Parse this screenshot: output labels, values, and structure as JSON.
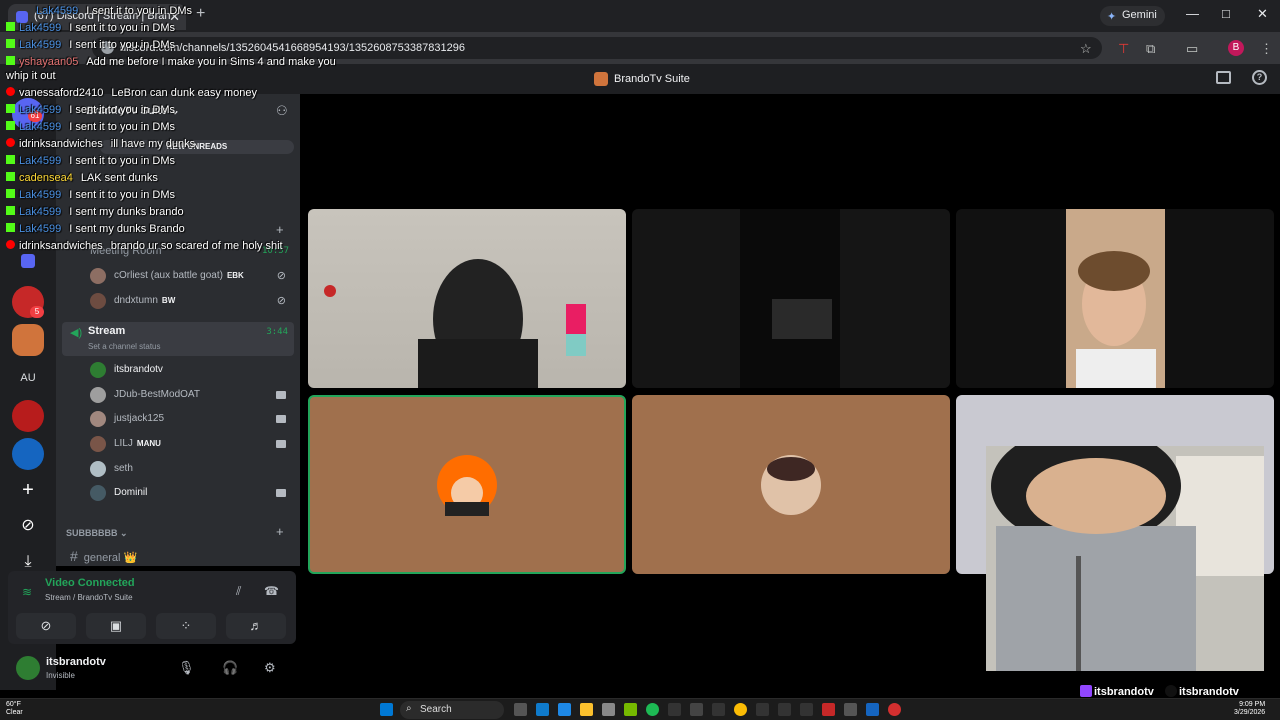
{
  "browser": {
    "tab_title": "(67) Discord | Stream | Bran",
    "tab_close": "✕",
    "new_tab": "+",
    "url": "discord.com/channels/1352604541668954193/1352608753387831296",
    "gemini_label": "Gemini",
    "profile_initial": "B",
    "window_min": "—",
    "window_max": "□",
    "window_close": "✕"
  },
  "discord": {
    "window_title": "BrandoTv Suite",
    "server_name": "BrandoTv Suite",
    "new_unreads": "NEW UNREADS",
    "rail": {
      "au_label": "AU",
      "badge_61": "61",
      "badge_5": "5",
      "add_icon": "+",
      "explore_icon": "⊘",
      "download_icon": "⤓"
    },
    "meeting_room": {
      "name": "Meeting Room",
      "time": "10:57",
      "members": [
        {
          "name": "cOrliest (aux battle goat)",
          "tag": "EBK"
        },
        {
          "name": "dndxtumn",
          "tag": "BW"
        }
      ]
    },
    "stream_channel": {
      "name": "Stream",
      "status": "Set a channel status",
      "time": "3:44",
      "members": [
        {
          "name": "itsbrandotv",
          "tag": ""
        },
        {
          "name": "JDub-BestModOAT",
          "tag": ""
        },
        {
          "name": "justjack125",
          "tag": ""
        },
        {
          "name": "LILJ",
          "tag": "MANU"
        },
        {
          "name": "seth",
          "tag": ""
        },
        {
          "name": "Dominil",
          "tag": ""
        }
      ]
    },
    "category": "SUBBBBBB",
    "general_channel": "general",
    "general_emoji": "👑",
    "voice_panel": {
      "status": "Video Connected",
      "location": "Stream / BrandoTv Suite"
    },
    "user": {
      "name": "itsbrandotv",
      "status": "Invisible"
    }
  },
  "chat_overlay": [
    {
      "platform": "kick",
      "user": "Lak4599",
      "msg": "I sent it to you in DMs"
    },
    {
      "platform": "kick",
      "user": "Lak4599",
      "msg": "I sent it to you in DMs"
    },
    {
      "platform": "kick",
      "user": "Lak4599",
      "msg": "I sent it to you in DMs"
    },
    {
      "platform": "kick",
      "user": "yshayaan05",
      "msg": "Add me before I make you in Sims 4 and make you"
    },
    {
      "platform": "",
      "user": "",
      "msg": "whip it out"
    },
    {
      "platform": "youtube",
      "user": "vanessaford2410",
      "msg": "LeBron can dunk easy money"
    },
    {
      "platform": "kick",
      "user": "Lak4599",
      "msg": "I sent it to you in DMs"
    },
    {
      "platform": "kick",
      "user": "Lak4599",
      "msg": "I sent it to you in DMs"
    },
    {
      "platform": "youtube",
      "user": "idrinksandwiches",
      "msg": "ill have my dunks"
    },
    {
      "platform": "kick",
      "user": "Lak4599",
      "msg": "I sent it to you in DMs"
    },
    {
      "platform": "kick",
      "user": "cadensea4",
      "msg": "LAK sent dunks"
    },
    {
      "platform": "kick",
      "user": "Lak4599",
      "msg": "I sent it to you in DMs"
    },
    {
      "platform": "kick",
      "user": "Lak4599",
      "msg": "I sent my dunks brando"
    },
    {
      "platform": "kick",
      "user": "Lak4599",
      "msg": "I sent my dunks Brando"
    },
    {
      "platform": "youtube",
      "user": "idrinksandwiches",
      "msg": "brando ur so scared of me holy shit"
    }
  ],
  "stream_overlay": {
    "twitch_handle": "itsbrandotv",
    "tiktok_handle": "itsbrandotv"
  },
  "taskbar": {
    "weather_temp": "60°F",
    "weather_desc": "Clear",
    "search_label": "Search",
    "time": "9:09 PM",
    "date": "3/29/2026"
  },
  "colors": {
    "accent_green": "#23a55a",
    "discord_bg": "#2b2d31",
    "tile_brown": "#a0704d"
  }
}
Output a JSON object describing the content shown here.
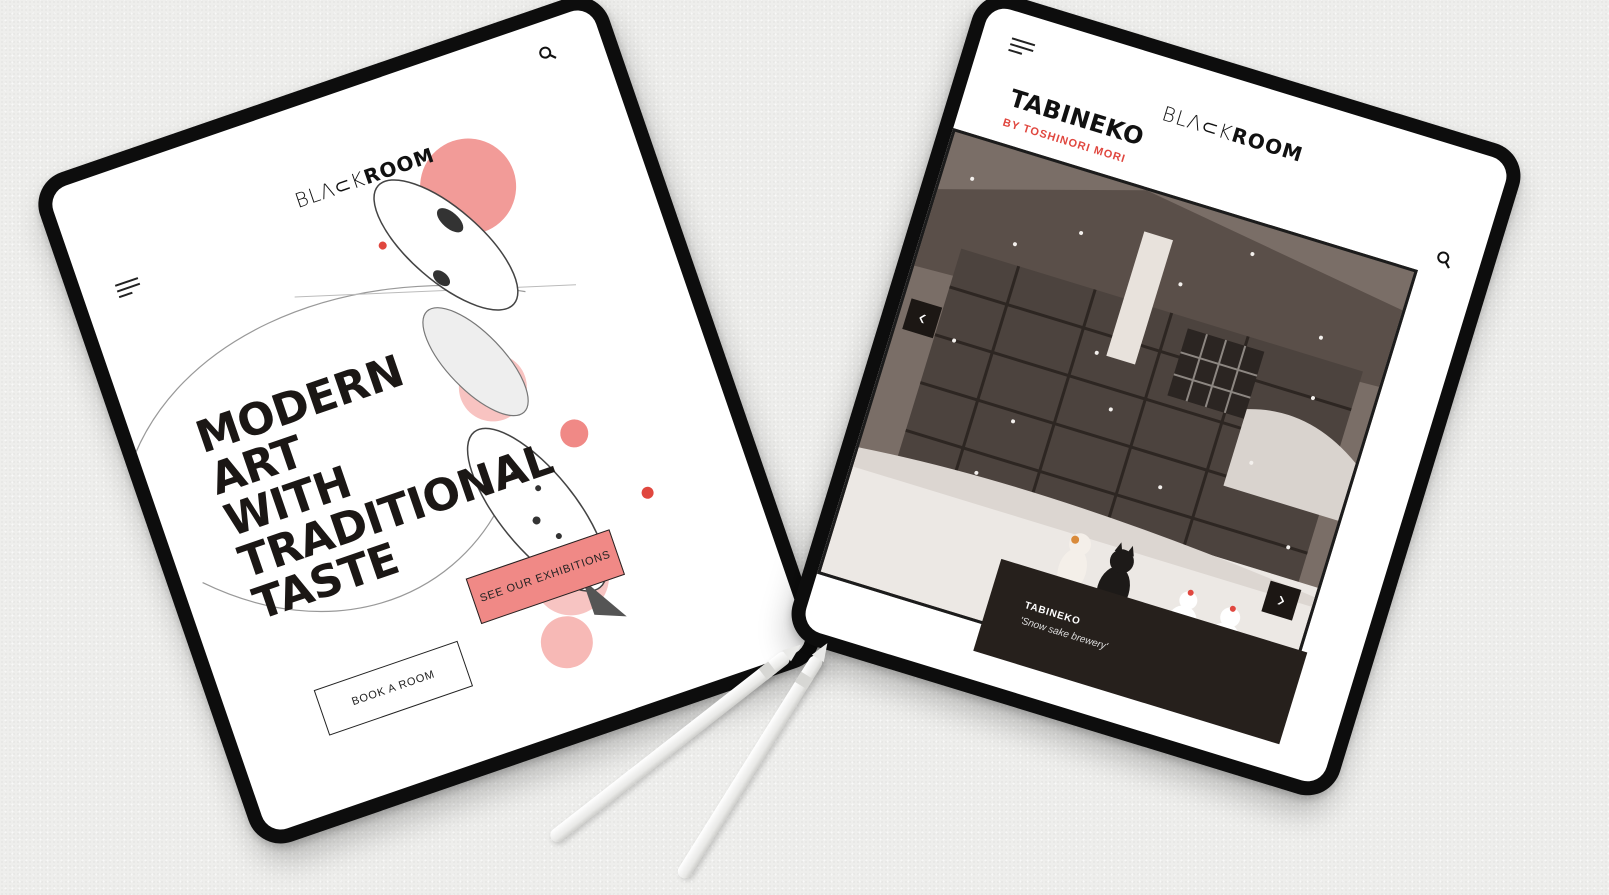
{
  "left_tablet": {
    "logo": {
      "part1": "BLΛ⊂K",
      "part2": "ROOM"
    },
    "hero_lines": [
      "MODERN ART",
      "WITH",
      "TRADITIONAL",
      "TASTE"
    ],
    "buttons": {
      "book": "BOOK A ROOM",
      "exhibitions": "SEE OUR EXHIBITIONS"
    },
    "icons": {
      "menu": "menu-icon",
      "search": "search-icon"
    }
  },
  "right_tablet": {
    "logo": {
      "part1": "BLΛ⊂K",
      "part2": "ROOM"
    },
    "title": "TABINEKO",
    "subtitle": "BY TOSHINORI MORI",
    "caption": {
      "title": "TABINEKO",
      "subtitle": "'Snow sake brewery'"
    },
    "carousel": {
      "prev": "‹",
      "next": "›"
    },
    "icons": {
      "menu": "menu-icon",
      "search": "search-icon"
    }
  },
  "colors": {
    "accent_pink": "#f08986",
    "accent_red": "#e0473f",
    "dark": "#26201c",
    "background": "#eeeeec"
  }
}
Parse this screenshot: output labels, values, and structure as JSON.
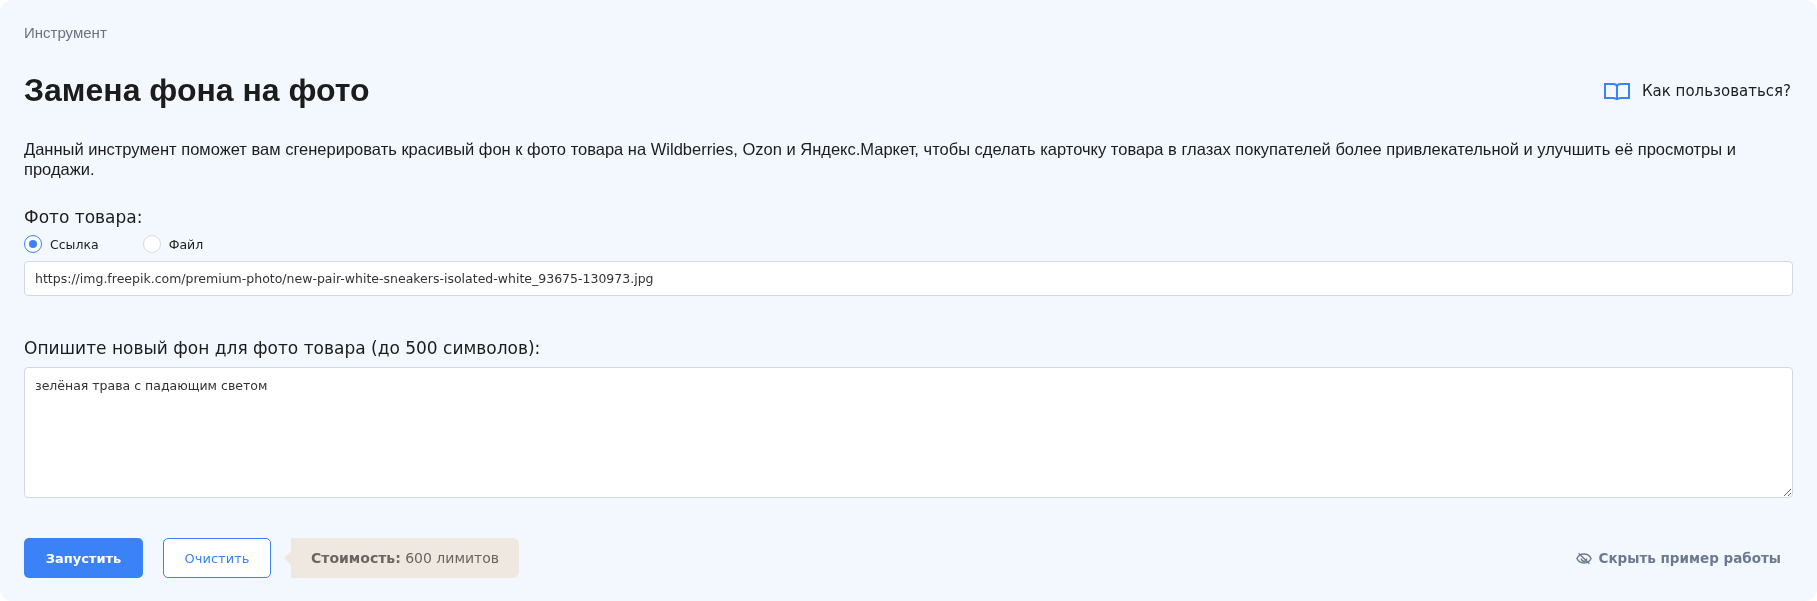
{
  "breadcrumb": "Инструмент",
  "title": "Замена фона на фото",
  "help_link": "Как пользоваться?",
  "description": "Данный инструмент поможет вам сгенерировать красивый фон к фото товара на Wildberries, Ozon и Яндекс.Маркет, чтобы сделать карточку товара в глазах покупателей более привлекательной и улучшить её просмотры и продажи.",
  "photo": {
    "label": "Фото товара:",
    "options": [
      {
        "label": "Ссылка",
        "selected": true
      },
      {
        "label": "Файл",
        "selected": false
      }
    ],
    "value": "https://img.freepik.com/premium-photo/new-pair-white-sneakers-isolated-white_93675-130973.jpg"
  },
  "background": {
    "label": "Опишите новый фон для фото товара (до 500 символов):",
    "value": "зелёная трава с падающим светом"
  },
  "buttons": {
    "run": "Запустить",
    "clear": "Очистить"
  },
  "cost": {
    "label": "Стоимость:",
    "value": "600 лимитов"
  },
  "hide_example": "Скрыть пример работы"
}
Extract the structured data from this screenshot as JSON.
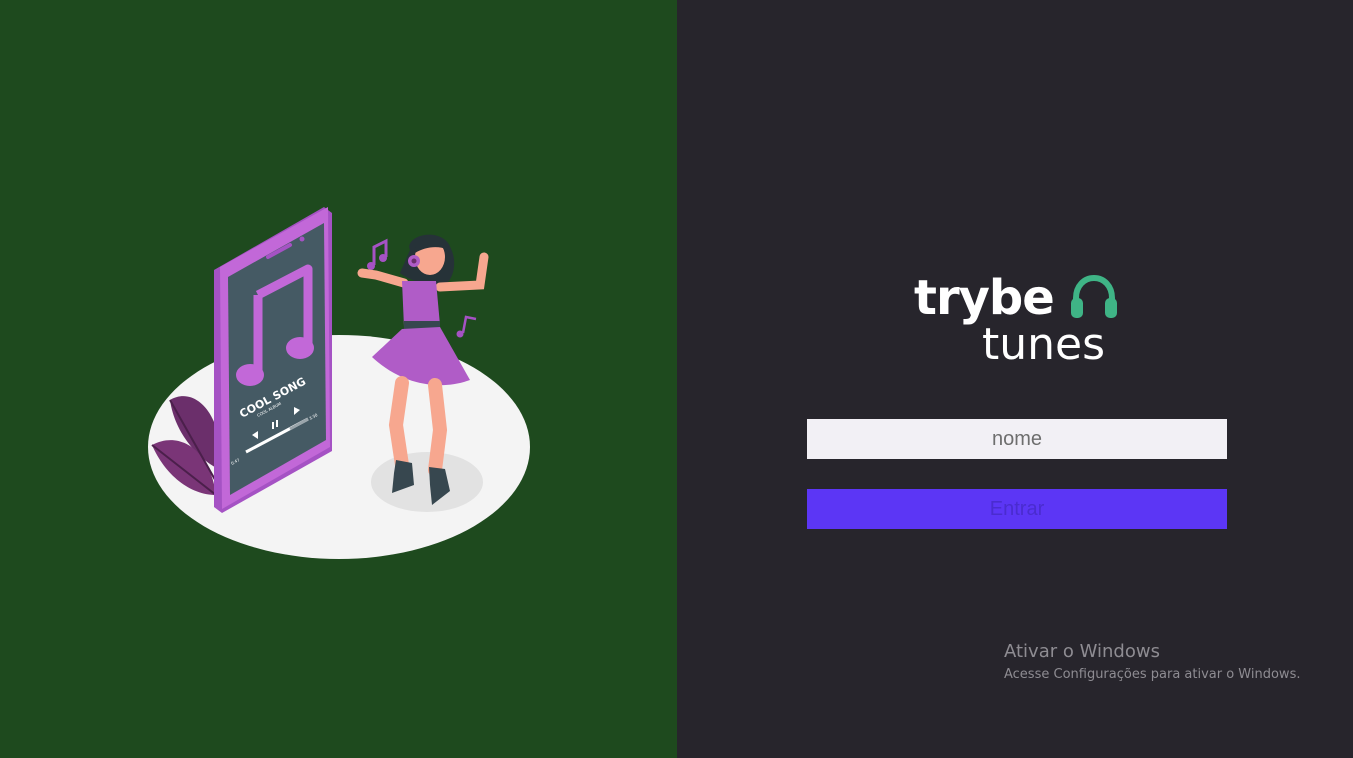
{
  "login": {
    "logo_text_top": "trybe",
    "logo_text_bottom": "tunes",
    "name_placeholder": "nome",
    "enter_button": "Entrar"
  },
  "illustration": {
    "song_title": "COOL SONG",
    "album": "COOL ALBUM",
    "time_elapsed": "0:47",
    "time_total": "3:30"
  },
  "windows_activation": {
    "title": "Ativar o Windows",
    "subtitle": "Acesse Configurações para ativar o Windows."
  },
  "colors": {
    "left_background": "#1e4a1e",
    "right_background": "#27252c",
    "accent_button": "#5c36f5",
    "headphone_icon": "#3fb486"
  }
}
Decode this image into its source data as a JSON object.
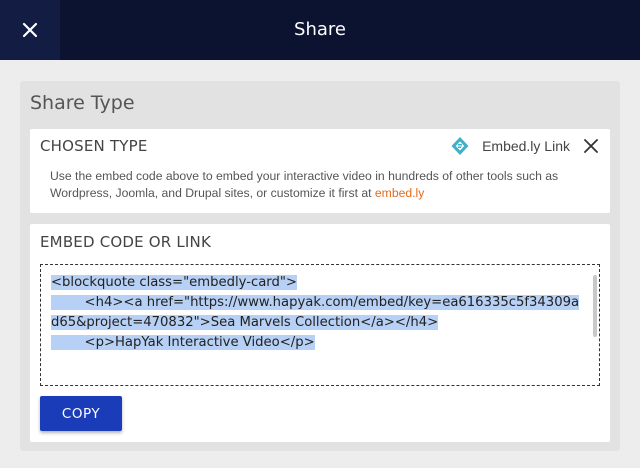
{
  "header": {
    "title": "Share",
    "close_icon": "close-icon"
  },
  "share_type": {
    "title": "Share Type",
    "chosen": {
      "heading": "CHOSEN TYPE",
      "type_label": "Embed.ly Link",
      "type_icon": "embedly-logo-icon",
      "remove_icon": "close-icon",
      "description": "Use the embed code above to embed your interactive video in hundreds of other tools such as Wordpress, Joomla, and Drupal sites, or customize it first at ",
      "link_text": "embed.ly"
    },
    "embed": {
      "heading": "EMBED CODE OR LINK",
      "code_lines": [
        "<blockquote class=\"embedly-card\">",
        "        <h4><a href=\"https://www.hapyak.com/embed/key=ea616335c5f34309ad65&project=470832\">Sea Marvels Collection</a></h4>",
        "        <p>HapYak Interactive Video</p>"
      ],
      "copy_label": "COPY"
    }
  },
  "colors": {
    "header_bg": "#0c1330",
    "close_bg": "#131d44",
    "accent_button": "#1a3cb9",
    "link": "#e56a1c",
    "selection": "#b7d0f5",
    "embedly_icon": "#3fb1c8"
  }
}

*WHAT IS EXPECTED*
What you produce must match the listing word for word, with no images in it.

*YOUR SOLUTION*
Parse this screenshot: output labels, values, and structure as JSON.
{
  "browser": {
    "tab_title": "(67) Discord | Stream | Bran",
    "tab_close": "✕",
    "new_tab": "+",
    "url": "discord.com/channels/1352604541668954193/1352608753387831296",
    "gemini_label": "Gemini",
    "profile_initial": "B",
    "window_min": "—",
    "window_max": "□",
    "window_close": "✕"
  },
  "discord": {
    "window_title": "BrandoTv Suite",
    "server_name": "BrandoTv Suite",
    "new_unreads": "NEW UNREADS",
    "rail": {
      "au_label": "AU",
      "badge_61": "61",
      "badge_5": "5",
      "add_icon": "+",
      "explore_icon": "⊘",
      "download_icon": "⤓"
    },
    "meeting_room": {
      "name": "Meeting Room",
      "time": "10:57",
      "members": [
        {
          "name": "cOrliest (aux battle goat)",
          "tag": "EBK"
        },
        {
          "name": "dndxtumn",
          "tag": "BW"
        }
      ]
    },
    "stream_channel": {
      "name": "Stream",
      "status": "Set a channel status",
      "time": "3:44",
      "members": [
        {
          "name": "itsbrandotv",
          "tag": ""
        },
        {
          "name": "JDub-BestModOAT",
          "tag": ""
        },
        {
          "name": "justjack125",
          "tag": ""
        },
        {
          "name": "LILJ",
          "tag": "MANU"
        },
        {
          "name": "seth",
          "tag": ""
        },
        {
          "name": "Dominil",
          "tag": ""
        }
      ]
    },
    "category": "SUBBBBBB",
    "general_channel": "general",
    "general_emoji": "👑",
    "voice_panel": {
      "status": "Video Connected",
      "location": "Stream / BrandoTv Suite"
    },
    "user": {
      "name": "itsbrandotv",
      "status": "Invisible"
    }
  },
  "chat_overlay": [
    {
      "platform": "kick",
      "user": "Lak4599",
      "msg": "I sent it to you in DMs"
    },
    {
      "platform": "kick",
      "user": "Lak4599",
      "msg": "I sent it to you in DMs"
    },
    {
      "platform": "kick",
      "user": "Lak4599",
      "msg": "I sent it to you in DMs"
    },
    {
      "platform": "kick",
      "user": "yshayaan05",
      "msg": "Add me before I make you in Sims 4 and make you"
    },
    {
      "platform": "",
      "user": "",
      "msg": "whip it out"
    },
    {
      "platform": "youtube",
      "user": "vanessaford2410",
      "msg": "LeBron can dunk easy money"
    },
    {
      "platform": "kick",
      "user": "Lak4599",
      "msg": "I sent it to you in DMs"
    },
    {
      "platform": "kick",
      "user": "Lak4599",
      "msg": "I sent it to you in DMs"
    },
    {
      "platform": "youtube",
      "user": "idrinksandwiches",
      "msg": "ill have my dunks"
    },
    {
      "platform": "kick",
      "user": "Lak4599",
      "msg": "I sent it to you in DMs"
    },
    {
      "platform": "kick",
      "user": "cadensea4",
      "msg": "LAK sent dunks"
    },
    {
      "platform": "kick",
      "user": "Lak4599",
      "msg": "I sent it to you in DMs"
    },
    {
      "platform": "kick",
      "user": "Lak4599",
      "msg": "I sent my dunks brando"
    },
    {
      "platform": "kick",
      "user": "Lak4599",
      "msg": "I sent my dunks Brando"
    },
    {
      "platform": "youtube",
      "user": "idrinksandwiches",
      "msg": "brando ur so scared of me holy shit"
    }
  ],
  "stream_overlay": {
    "twitch_handle": "itsbrandotv",
    "tiktok_handle": "itsbrandotv"
  },
  "taskbar": {
    "weather_temp": "60°F",
    "weather_desc": "Clear",
    "search_label": "Search",
    "time": "9:09 PM",
    "date": "3/29/2026"
  },
  "colors": {
    "accent_green": "#23a55a",
    "discord_bg": "#2b2d31",
    "tile_brown": "#a0704d"
  }
}
Output a JSON object describing the content shown here.
{
  "left_tablet": {
    "logo": {
      "part1": "BLΛ⊂K",
      "part2": "ROOM"
    },
    "hero_lines": [
      "MODERN ART",
      "WITH",
      "TRADITIONAL",
      "TASTE"
    ],
    "buttons": {
      "book": "BOOK A ROOM",
      "exhibitions": "SEE OUR EXHIBITIONS"
    },
    "icons": {
      "menu": "menu-icon",
      "search": "search-icon"
    }
  },
  "right_tablet": {
    "logo": {
      "part1": "BLΛ⊂K",
      "part2": "ROOM"
    },
    "title": "TABINEKO",
    "subtitle": "BY TOSHINORI MORI",
    "caption": {
      "title": "TABINEKO",
      "subtitle": "'Snow sake brewery'"
    },
    "carousel": {
      "prev": "‹",
      "next": "›"
    },
    "icons": {
      "menu": "menu-icon",
      "search": "search-icon"
    }
  },
  "colors": {
    "accent_pink": "#f08986",
    "accent_red": "#e0473f",
    "dark": "#26201c",
    "background": "#eeeeec"
  }
}
Parse this screenshot: output labels, values, and structure as JSON.
{
  "breadcrumb": "Инструмент",
  "title": "Замена фона на фото",
  "help_link": "Как пользоваться?",
  "description": "Данный инструмент поможет вам сгенерировать красивый фон к фото товара на Wildberries, Ozon и Яндекс.Маркет, чтобы сделать карточку товара в глазах покупателей более привлекательной и улучшить её просмотры и продажи.",
  "photo": {
    "label": "Фото товара:",
    "options": [
      {
        "label": "Ссылка",
        "selected": true
      },
      {
        "label": "Файл",
        "selected": false
      }
    ],
    "value": "https://img.freepik.com/premium-photo/new-pair-white-sneakers-isolated-white_93675-130973.jpg"
  },
  "background": {
    "label": "Опишите новый фон для фото товара (до 500 символов):",
    "value": "зелёная трава с падающим светом"
  },
  "buttons": {
    "run": "Запустить",
    "clear": "Очистить"
  },
  "cost": {
    "label": "Стоимость:",
    "value": "600 лимитов"
  },
  "hide_example": "Скрыть пример работы"
}
Extract the structured data from this screenshot as JSON.
{
  "login": {
    "logo_text_top": "trybe",
    "logo_text_bottom": "tunes",
    "name_placeholder": "nome",
    "enter_button": "Entrar"
  },
  "illustration": {
    "song_title": "COOL SONG",
    "album": "COOL ALBUM",
    "time_elapsed": "0:47",
    "time_total": "3:30"
  },
  "windows_activation": {
    "title": "Ativar o Windows",
    "subtitle": "Acesse Configurações para ativar o Windows."
  },
  "colors": {
    "left_background": "#1e4a1e",
    "right_background": "#27252c",
    "accent_button": "#5c36f5",
    "headphone_icon": "#3fb486"
  }
}
Decode this image into its source data as a JSON object.
{
  "header": {
    "title": "Share",
    "close_icon": "close-icon"
  },
  "share_type": {
    "title": "Share Type",
    "chosen": {
      "heading": "CHOSEN TYPE",
      "type_label": "Embed.ly Link",
      "type_icon": "embedly-logo-icon",
      "remove_icon": "close-icon",
      "description": "Use the embed code above to embed your interactive video in hundreds of other tools such as Wordpress, Joomla, and Drupal sites, or customize it first at ",
      "link_text": "embed.ly"
    },
    "embed": {
      "heading": "EMBED CODE OR LINK",
      "code_lines": [
        "<blockquote class=\"embedly-card\">",
        "        <h4><a href=\"https://www.hapyak.com/embed/key=ea616335c5f34309ad65&project=470832\">Sea Marvels Collection</a></h4>",
        "        <p>HapYak Interactive Video</p>"
      ],
      "copy_label": "COPY"
    }
  },
  "colors": {
    "header_bg": "#0c1330",
    "close_bg": "#131d44",
    "accent_button": "#1a3cb9",
    "link": "#e56a1c",
    "selection": "#b7d0f5",
    "embedly_icon": "#3fb1c8"
  }
}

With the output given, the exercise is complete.